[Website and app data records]
· · · · · · ·

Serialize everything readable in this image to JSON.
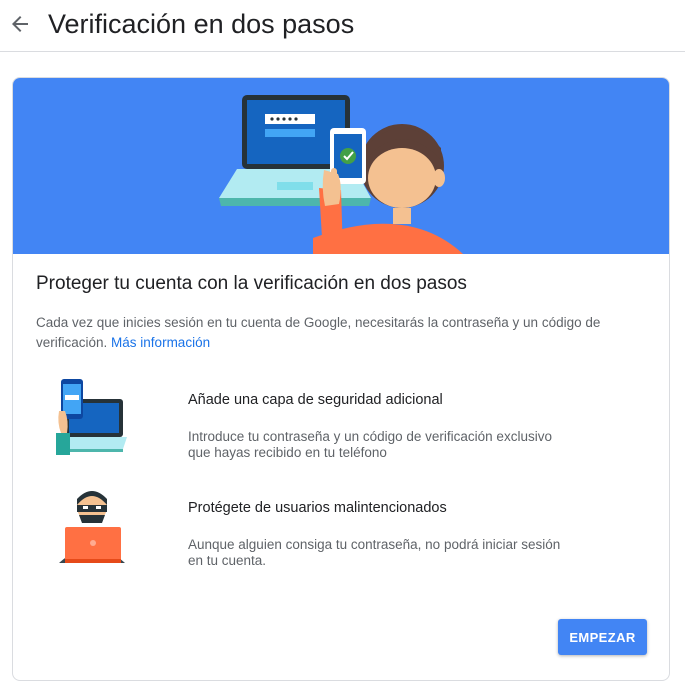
{
  "header": {
    "back_icon": "arrow-back-icon",
    "title": "Verificación en dos pasos"
  },
  "card": {
    "hero_icon": "laptop-phone-verification-illustration",
    "hero_color": "#4285f4",
    "title": "Proteger tu cuenta con la verificación en dos pasos",
    "description": "Cada vez que inicies sesión en tu cuenta de Google, necesitarás la contraseña y un código de verificación.",
    "learn_more_link": "Más información",
    "features": [
      {
        "icon": "phone-laptop-security-icon",
        "title": "Añade una capa de seguridad adicional",
        "description": "Introduce tu contraseña y un código de verificación exclusivo que hayas recibido en tu teléfono"
      },
      {
        "icon": "hacker-icon",
        "title": "Protégete de usuarios malintencionados",
        "description": "Aunque alguien consiga tu contraseña, no podrá iniciar sesión en tu cuenta."
      }
    ],
    "start_button": "EMPEZAR"
  },
  "colors": {
    "accent": "#4285f4",
    "link": "#1a73e8",
    "text_primary": "#202124",
    "text_secondary": "#5f6368"
  }
}
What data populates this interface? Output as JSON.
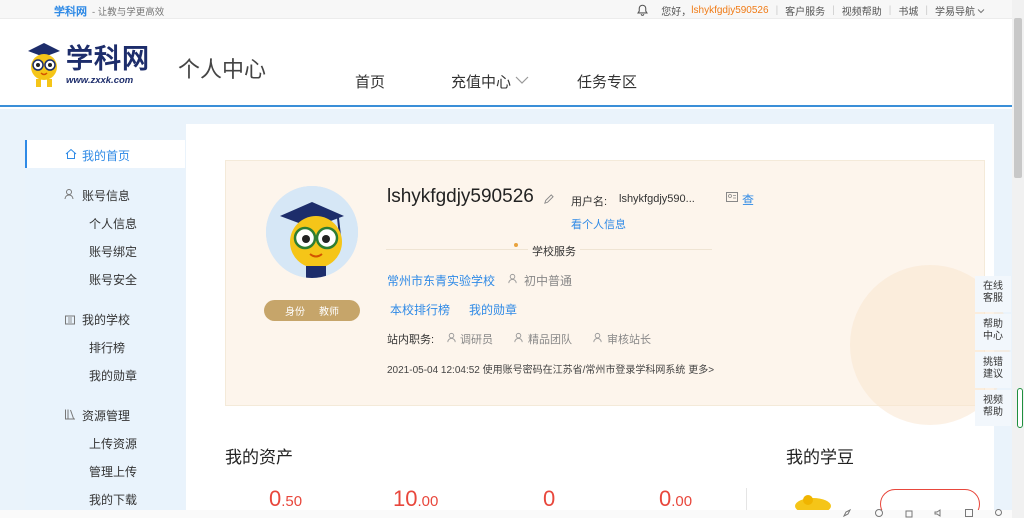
{
  "topbar": {
    "brand": "学科网",
    "slogan": "- 让教与学更高效",
    "greeting": "您好，",
    "username": "lshykfgdjy590526",
    "links": [
      "客户服务",
      "视频帮助",
      "书城",
      "学易导航"
    ]
  },
  "header": {
    "logo_text": "学科网",
    "logo_url": "www.zxxk.com",
    "page_title": "个人中心",
    "nav": [
      "首页",
      "充值中心",
      "任务专区"
    ]
  },
  "sidebar": {
    "home": "我的首页",
    "groups": [
      {
        "title": "账号信息",
        "items": [
          "个人信息",
          "账号绑定",
          "账号安全"
        ]
      },
      {
        "title": "我的学校",
        "items": [
          "排行榜",
          "我的勋章"
        ]
      },
      {
        "title": "资源管理",
        "items": [
          "上传资源",
          "管理上传",
          "我的下载"
        ]
      }
    ]
  },
  "profile": {
    "display_name": "lshykfgdjy590526",
    "username_label": "用户名:",
    "username_value": "lshykfgdjy590...",
    "view_label": "查",
    "view_info": "看个人信息",
    "school_service": "学校服务",
    "school": "常州市东青实验学校",
    "grade": "初中普通",
    "rank_link": "本校排行榜",
    "medal_link": "我的勋章",
    "duty_label": "站内职务:",
    "duties": [
      "调研员",
      "精品团队",
      "审核站长"
    ],
    "login_record": "2021-05-04 12:04:52 使用账号密码在江苏省/常州市登录学科网系统 更多>",
    "role_label": "身份",
    "role_value": "教师"
  },
  "assets": {
    "title": "我的资产",
    "values": [
      {
        "int": "0",
        "dec": ".50"
      },
      {
        "int": "10",
        "dec": ".00"
      },
      {
        "int": "0",
        "dec": ""
      },
      {
        "int": "0",
        "dec": ".00"
      }
    ],
    "beans_title": "我的学豆"
  },
  "float_panel": [
    "在线客服",
    "帮助中心",
    "挑错建议",
    "视频帮助"
  ],
  "colors": {
    "accent": "#2f8ae6",
    "orange": "#f07b16",
    "red": "#e8473c",
    "gold": "#c6a56a"
  }
}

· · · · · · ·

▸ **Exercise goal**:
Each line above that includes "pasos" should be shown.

▸ **Task result**:
    "title": "Verificación en dos pasos"
    "title": "Proteger tu cuenta con la verificación en dos pasos",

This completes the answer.